Most of the does have been bred by now, but mature bucks that have survived battles with other males, not to mention the gauntlet of hunters’ arrows and bullets, still prowl for a few days for the last 10 percent or so of gals that are still receptive.

This is a great time to whack a monster, like the 22-point, 221 4/8-inch Iowa giant that Brian LaRue got with his bow on November 22 a few years ago (picture).


The buck crossed a field, hit the woods, and cut through several thickets, rubbing as he cruised for the sight or smell of a last hot doe. Brian put an arrow in the deer’s boiler room as it swung 20 yards behind his stand. The world-class buck was 4½ and weighed less than 200 pounds. Sometimes due to weird genetics the old guys don’t weigh much. Plus, that buck had shed pounds chasing and breeding does for weeks.

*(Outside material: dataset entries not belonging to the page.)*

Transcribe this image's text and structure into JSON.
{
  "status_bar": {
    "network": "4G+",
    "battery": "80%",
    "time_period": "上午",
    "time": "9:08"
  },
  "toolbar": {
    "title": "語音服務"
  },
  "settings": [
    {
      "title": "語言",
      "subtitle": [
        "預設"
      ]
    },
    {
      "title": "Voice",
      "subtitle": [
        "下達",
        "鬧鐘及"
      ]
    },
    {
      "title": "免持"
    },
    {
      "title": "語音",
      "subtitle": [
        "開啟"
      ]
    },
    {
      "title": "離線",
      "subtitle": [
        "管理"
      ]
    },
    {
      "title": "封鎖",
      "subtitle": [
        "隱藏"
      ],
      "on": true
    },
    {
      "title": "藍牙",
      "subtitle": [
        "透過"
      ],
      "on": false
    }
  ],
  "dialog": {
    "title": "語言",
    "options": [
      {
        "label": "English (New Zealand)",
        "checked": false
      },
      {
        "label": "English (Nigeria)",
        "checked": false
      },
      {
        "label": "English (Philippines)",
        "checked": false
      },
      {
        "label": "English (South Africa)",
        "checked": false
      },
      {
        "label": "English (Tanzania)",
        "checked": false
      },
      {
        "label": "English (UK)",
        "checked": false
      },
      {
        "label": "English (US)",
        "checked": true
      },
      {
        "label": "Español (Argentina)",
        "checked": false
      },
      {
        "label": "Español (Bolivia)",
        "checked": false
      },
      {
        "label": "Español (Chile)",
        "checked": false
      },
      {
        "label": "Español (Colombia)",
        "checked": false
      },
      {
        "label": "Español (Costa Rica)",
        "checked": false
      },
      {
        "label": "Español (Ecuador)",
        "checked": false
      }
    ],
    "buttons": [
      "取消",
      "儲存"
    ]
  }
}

Pray for daytime highs in the 20s to 40s, with lows in the 20s or teens. Cold and snow will make the thin, tired bucks move hard and early in the day near crop fields or green plots. They still want to hook up with does, but they gotta eat. The dark moon should make for perfect hunting conditions. Skittish bucks feel comfortable moving under cover of darkness and at dusk and dawn.


Try this stand: You’ll probably (hopefully) have a chilly west to north wind, so hang a stand on the east side of a hillside where you can cover a wide swath of woods or pasture. If there’s good late-season food like soybeans or corn farther to the east or north, great, a lot of deer will move toward and past you going in that direction. Watch for a bruiser cutting from one thicket to the next, hoping to run across a last hot doe holed up in one of them. If he gets lucky you might too. If he finds a gal and runs her close to your stand, shoot straight and tag out on one of the last best days of the season.